Problem to solve: Repeat exactly each line of the material, starting from the line that contains "Extract the structured" and finishing with the final line.

Dataset content:
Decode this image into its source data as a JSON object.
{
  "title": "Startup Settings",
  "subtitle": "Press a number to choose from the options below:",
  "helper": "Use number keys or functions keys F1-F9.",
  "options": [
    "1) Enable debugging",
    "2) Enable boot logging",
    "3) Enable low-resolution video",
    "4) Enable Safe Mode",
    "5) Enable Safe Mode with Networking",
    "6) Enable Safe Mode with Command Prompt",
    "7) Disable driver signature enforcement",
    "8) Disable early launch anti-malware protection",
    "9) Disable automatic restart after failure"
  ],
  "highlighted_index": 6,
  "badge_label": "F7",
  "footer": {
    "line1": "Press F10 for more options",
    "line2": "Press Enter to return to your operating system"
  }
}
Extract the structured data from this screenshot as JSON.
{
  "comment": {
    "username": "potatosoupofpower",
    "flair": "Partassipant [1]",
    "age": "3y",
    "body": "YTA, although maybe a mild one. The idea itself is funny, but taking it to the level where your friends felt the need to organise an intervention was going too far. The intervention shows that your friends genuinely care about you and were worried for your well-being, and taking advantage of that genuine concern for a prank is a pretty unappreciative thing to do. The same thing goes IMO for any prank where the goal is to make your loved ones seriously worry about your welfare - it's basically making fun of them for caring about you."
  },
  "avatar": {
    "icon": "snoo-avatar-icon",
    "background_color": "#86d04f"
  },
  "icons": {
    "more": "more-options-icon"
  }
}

Answer to the problem:
Extract the structured data from this screenshot as JSON.
{
  "comment": {
    "username": "potatosoupofpower",
    "flair": "Partassipant [1]",
    "age": "3y",
    "body": "YTA, although maybe a mild one. The idea itself is funny, but taking it to the level where your friends felt the need to organise an intervention was going too far. The intervention shows that your friends genuinely care about you and were worried for your well-being, and taking advantage of that genuine concern for a prank is a pretty unappreciative thing to do. The same thing goes IMO for any prank where the goal is to make your loved ones seriously worry about your welfare - it's basically making fun of them for caring about you."
  },
  "avatar": {
    "icon": "snoo-avatar-icon",
    "background_color": "#86d04f"
  },
  "icons": {
    "more": "more-options-icon"
  }
}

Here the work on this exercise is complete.